NEW YORK, NY, September 12, 2011 ( – A new survey of African-American youth has found that almost half report considerable pressure to have sex. The results, which were derived from the answers of 1,500 youth ages 13-21, will be featured in the October issue of ESSENCE magazine, out on newsstands today.

“I was elated that Essence, a secular Black magazine, choose to even run the story along with the data,” said the founder of Rev. Clenard Childress Jr. “The multiple images and lyrics and instruction [young African-Americans’] minds are exposed to can only result in ill advised sexual behavior.”

“The result of the pressure has resulted in Black young women getting abortions disproportionately, which accounts for the data stating (a plummeting birth rate),” he told LifeSiteNews.


Released by the National Campaign to Prevent Teen and Unplanned Pregnancy, the survey found that 47% of respondents, including 21% of those 13-15, said they had been pressured to go further sexually than they wanted to. Among African-American males, 54% said they felt pressured by their friends to have sex.
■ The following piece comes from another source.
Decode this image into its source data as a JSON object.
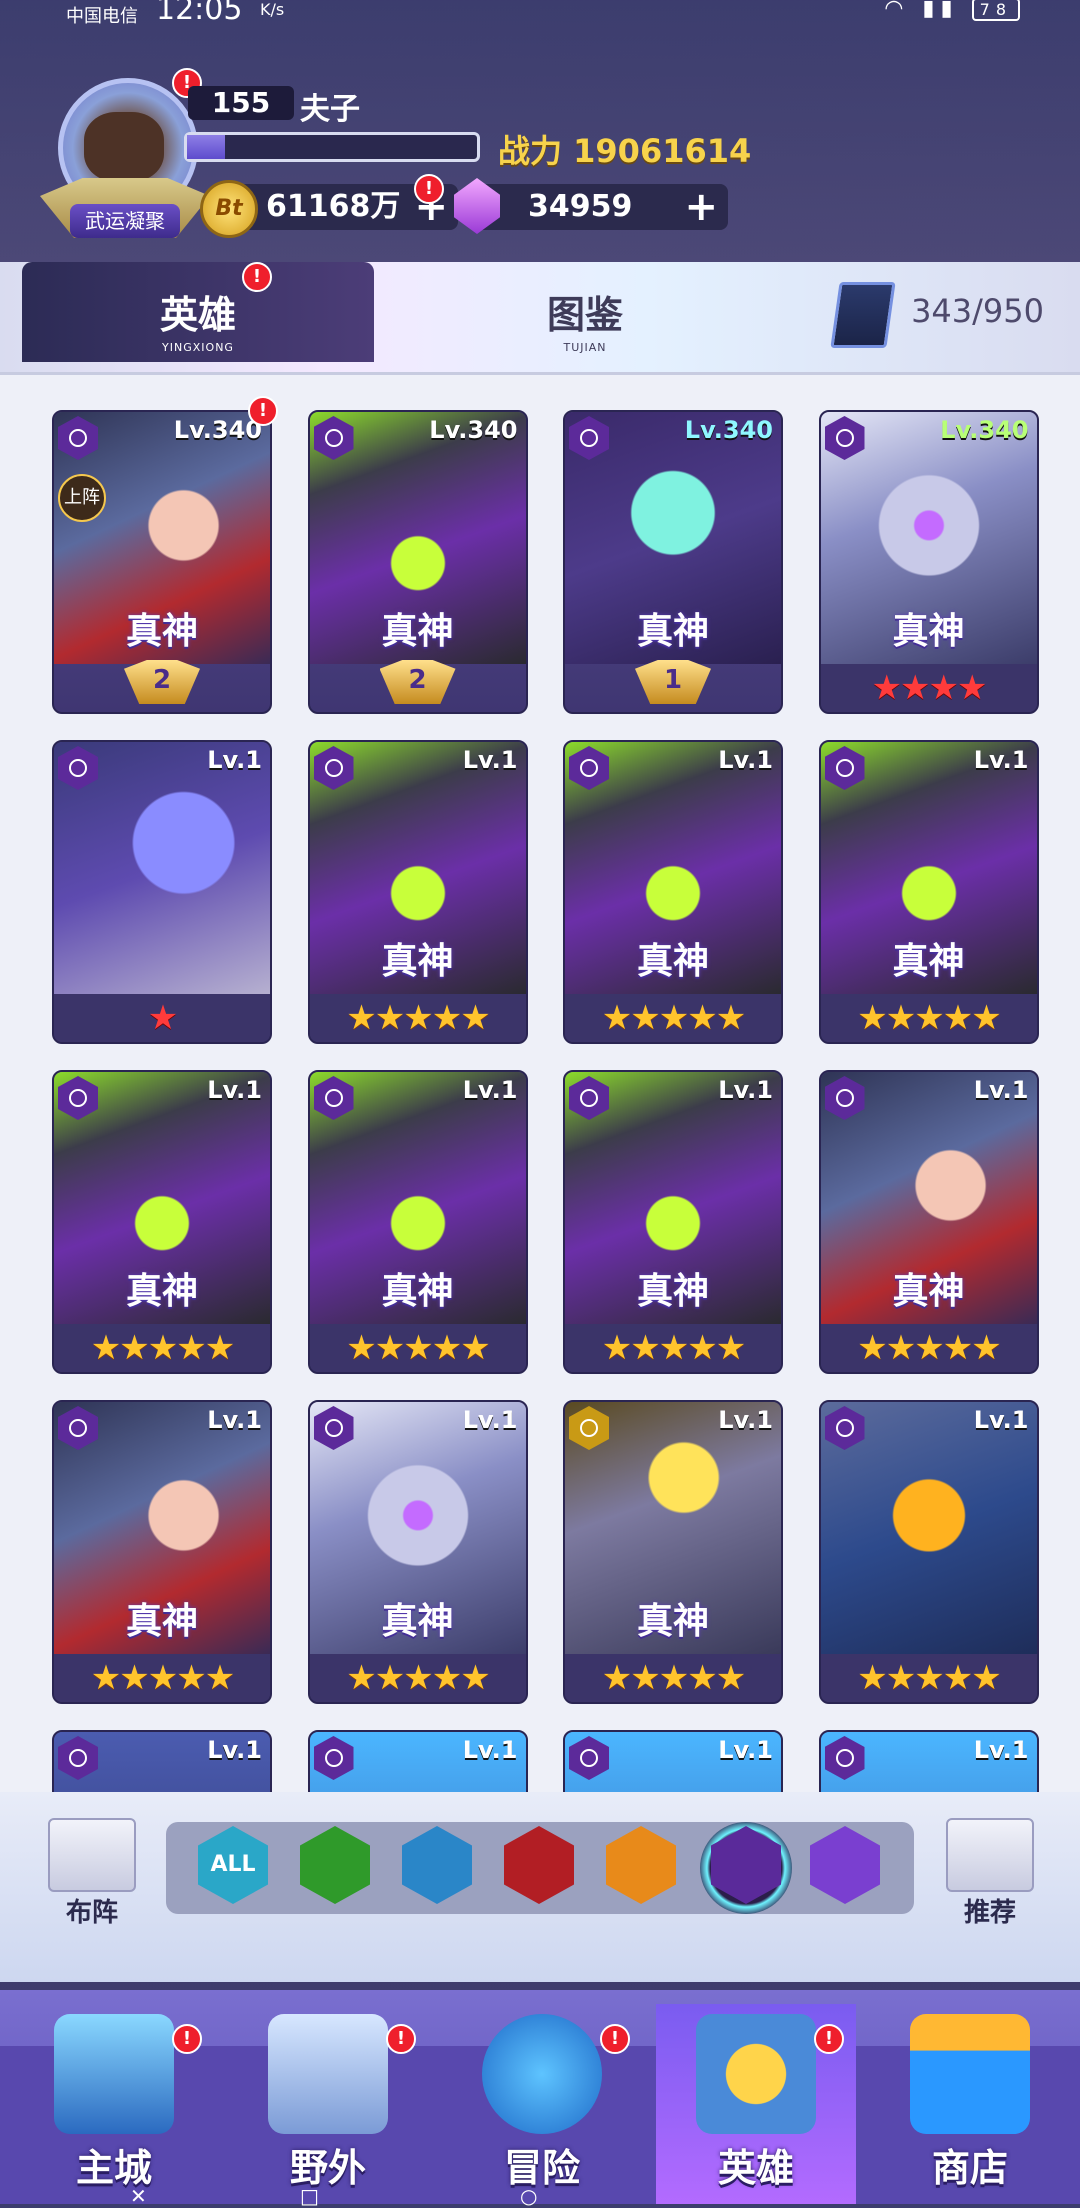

Respondents said that they believe that the TV shows and movies they watch paint a negative picture of African-American youth. For example, 72% believe that the media sends the message that African-American females’ most important quality is their sex appeal, and 64% believe that the media sends the message that it is okay for African-American males to cheat in relationships.

“We are proud to work in partnership with the experts at the National Campaign on this survey, and to bring its eye-opening results to our readers in our October issue” said Constance C.R. White, ESSENCE editor-in-chief. “I am so grateful to the young people who opened up to us in the survey and told us what is really going on in their lives today.”

Other findings from the survey include that 73% of respondents said the media portrays African-American youth as sexually aggressive and just 18% said they see themselves in the TV shows and movies they watch.

Among those ages 13-21, 31% said their parents have the most influence on their decision whether or not to have sex. Forty-seven percent of those ages 13-15 said their parents’ opinions matter on the issue, compared to 28% of those ages 16-18 and 17% of those ages 19-21.

The survey found that 66% of African-American males said that sex is a “big deal” and 73% would rather be in a relationship with no sex than have sex with no relationship.

Among those ages 13-21, 46%, including 34% of those ages 13-15, said they have seen pornography online when they were not looking for it.

Childress, however, expressed dismay that Essence “deliberately omitted the abortion issue.”

“It is gross negligence of any reporter to present research on the sex habits of African-Americans and leave out abortion,” he said. “1,786 African-Americans are aborted each day.”

“In order to have an abortion it is safe to say that at one time in the past 9 months you had sex. To report on sex in the African-American Community and not mention abortion is like talking about the sex habits of homosexuals and not mention Aids.”